Tonsils: The tonsils are located at the back of the throat and help fight off upper respiratory tract infections. Like the adenoids, they tend to shrink and become less effective with time, although doctors still recommend that you not have them removed unless necessary since they do still contribute somewhat to the functioning of the immune system.
Spleen: Located in the abdomen, the spleen has two main functions: to filter blood for foreign particles and dying red blood cells and to coordinate the immune response. While the spleen can be removed without serious consequences, the loss of this organ does leave you more open to septic infections.
Bone Marrow: The final organ of the immune system is the bone marrow. The bone marrow produces the precursors for white blood cells, including those of both the T-cells and B-cells, as well as the red blood cells and platelets.
The Complement System
The complement system is made up of circulating proteins. Most of the time, these proteins lie dormant, but when an antigen enters the body, they become active. The complement system releases chemicals that make the vascular system more permeable to white blood cells. It also releases cytokines (chemical communicators) to summon phagocytes, and, in some cases, works with antibodies to destroy antigens.
White Blood Cells
White blood cells are essential to the immune response. There are a few different categories of white blood cells that are especially important:
- Phagocytes - These cells engulf antigens and destroy them.
- T-cells - T-cells help modulate the immune response.
- B-cells - The B-cell produce antibodies specific to a particular antigen.
Antibodies are the final and most refined components of the immune system. They have binding sites specific to a certain antigen. When they encounter the antigen, they attach themselves, thereby making the antigen easy for the rest of the immune system to identify and attack.
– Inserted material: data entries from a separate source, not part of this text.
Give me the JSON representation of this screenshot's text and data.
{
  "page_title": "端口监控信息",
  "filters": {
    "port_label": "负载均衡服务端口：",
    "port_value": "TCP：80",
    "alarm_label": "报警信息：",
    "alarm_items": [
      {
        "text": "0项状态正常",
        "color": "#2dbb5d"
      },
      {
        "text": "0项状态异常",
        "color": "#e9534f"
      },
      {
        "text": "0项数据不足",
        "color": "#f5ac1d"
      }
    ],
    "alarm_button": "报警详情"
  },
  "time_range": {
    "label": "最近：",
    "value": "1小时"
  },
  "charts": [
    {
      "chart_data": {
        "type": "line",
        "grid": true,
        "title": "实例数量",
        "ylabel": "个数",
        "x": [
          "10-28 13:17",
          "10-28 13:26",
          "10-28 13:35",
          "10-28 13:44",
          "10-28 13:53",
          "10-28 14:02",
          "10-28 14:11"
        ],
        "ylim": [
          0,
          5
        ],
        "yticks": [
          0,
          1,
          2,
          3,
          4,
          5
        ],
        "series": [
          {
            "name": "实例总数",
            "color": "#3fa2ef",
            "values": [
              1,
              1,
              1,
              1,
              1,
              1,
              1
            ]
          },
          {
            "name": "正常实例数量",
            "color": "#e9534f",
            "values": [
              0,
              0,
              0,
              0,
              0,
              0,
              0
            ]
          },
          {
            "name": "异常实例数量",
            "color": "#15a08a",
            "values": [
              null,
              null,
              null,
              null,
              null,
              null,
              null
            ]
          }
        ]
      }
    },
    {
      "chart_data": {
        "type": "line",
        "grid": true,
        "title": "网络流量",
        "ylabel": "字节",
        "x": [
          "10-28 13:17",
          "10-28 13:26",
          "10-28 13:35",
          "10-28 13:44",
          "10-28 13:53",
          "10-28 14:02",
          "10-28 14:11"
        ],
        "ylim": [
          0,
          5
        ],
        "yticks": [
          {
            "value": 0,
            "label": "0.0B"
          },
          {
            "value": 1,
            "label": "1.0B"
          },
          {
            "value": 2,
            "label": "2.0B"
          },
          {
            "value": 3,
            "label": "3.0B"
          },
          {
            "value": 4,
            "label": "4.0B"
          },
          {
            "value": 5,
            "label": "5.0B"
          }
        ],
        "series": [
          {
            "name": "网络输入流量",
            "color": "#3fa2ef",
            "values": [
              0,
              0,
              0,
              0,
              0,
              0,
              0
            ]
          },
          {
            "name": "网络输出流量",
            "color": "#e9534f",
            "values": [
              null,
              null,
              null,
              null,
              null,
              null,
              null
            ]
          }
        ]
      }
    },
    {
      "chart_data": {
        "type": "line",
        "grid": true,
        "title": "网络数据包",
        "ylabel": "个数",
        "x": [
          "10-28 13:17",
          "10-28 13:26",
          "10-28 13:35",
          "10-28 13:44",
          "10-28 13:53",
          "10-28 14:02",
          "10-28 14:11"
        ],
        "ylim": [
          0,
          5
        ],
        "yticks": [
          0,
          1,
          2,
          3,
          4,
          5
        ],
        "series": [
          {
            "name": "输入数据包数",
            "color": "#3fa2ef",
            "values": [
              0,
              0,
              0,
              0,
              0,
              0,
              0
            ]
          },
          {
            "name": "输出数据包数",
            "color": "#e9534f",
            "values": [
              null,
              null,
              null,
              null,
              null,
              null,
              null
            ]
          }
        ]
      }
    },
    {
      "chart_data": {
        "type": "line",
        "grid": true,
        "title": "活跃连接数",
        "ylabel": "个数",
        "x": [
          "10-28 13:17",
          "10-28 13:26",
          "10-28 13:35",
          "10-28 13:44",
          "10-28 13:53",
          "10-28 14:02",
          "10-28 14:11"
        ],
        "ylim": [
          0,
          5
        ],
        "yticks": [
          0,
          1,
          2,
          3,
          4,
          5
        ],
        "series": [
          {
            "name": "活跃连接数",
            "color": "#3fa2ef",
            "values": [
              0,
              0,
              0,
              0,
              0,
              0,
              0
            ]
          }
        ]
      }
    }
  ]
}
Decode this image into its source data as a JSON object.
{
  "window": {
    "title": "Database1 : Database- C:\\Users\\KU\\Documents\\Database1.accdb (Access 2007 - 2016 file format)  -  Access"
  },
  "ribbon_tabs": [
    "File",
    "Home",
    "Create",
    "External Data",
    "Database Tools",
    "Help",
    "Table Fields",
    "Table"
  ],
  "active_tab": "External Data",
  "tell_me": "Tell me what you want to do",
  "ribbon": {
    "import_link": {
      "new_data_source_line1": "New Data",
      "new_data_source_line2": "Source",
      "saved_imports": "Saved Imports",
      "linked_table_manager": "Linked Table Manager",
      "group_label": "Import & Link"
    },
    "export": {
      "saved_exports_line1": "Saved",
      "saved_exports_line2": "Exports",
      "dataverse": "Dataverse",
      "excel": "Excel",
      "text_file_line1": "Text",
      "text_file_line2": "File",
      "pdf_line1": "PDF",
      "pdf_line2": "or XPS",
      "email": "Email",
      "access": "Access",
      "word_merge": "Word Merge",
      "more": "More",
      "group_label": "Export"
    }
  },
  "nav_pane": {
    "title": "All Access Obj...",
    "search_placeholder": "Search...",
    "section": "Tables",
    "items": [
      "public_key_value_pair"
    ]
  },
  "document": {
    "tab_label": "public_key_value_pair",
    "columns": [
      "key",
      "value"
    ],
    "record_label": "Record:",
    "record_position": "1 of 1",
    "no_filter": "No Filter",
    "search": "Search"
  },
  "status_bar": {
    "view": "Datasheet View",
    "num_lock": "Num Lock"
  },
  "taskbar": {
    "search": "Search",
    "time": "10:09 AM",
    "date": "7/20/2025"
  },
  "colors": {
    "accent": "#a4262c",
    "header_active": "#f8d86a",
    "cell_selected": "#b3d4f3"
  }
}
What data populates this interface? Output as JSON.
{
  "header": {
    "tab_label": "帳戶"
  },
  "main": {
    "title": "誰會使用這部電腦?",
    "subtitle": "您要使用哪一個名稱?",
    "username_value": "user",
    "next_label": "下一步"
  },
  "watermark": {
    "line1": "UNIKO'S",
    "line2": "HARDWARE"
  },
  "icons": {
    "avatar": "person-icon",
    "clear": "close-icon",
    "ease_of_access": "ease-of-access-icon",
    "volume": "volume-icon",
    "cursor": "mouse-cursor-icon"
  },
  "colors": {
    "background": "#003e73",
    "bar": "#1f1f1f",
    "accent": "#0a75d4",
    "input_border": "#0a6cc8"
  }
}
In some cases, antibodies themselves contribute to the demise of invading pathogens.